Santa Maria Maddalena in estasi
( Verona, 1707-Saint Petersburg, 1762 )
Oil on canvas 46.5×36 cm
The highly refined painting before us depicts SaintMary Magdalen in a state of ecstasy, and the artistdownplays any descriptive ornament in favour of intense facial expression.Clearly, the inscription at lower right (“CONTE PIETRO DE ROTARI 1757”) is not original, but althoughit was an addition it seems entirely plausible and accurate, also as regards dating. We may imaginethat these words were visible on the back of the canvas before its recent relining, and that they werewritten out on the front so as to document the history of the work.Certainly,the pictorial quality of this tender female figure leaves no doubt as to its status: far frombeing a copy, this is an autograph work by Pietro Rotari, and in this instance we are looking at hisreplica of the same subject housed in the Gemäldegalerie, Dresden. The canvas in Germany hasalmost exactly the same dimensions (45 x 35 cm).The latter painting dates from the end of the artist’s years in Vienna and Dresden (1750-1756) andreflects his success in various European courts, not only with state portraits but with the genre ofbust-lengths figures “di espressione”, in which description of character had a Gallic refinement thatplaced Rotari among the leading international artists of the late Rococo period.
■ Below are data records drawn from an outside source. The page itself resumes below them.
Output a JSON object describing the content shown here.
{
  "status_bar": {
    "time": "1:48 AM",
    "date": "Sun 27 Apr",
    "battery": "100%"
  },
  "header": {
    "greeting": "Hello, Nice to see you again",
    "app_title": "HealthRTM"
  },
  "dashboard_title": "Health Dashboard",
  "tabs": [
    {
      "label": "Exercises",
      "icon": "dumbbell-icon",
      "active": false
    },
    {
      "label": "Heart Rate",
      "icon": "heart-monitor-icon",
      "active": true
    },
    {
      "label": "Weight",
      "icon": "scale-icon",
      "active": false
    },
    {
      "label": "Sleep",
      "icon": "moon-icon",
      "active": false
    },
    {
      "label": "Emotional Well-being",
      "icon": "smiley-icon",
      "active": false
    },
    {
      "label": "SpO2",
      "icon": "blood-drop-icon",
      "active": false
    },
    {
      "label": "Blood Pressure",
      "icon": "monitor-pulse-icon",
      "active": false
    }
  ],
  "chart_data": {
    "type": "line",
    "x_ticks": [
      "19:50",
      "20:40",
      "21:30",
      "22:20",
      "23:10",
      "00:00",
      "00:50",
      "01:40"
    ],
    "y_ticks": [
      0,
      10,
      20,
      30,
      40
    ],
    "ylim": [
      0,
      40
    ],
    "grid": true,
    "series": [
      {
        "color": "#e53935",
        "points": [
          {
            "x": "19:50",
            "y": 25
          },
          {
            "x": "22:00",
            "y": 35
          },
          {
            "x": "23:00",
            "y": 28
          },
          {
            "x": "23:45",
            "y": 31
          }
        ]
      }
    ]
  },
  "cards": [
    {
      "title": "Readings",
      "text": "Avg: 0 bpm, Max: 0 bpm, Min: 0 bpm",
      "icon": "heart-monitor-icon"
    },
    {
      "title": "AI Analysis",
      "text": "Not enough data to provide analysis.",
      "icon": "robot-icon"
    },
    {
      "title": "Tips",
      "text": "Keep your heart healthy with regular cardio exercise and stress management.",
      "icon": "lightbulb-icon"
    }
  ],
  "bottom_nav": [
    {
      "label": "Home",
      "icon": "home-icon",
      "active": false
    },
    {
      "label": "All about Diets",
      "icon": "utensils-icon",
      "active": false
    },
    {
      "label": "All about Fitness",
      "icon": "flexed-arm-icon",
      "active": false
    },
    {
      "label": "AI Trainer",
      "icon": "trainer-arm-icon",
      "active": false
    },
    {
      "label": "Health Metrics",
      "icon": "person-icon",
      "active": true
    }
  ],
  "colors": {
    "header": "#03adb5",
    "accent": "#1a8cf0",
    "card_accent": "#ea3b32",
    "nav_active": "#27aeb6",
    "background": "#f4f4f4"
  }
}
As regards ourpicture, the inscription referring to the year 1757 dates it to the beginning of the artist’s Russiansojourn, which lasted from May 1756 until his death.It is clear that Rotari’s taste, not to mention that of his patrons, was not for narrative painting butrather the moti d’animo–a depiction of the “motions of the mind”, in Leonardo da Vinci’s words.The Arcadian sensibility of Rotari’s time leant towards the sentimental and languid, in which thesubject (even a sacred one, as in our case) was nothing more than a pretext for this sortof image.
Enrico Maria Guzzo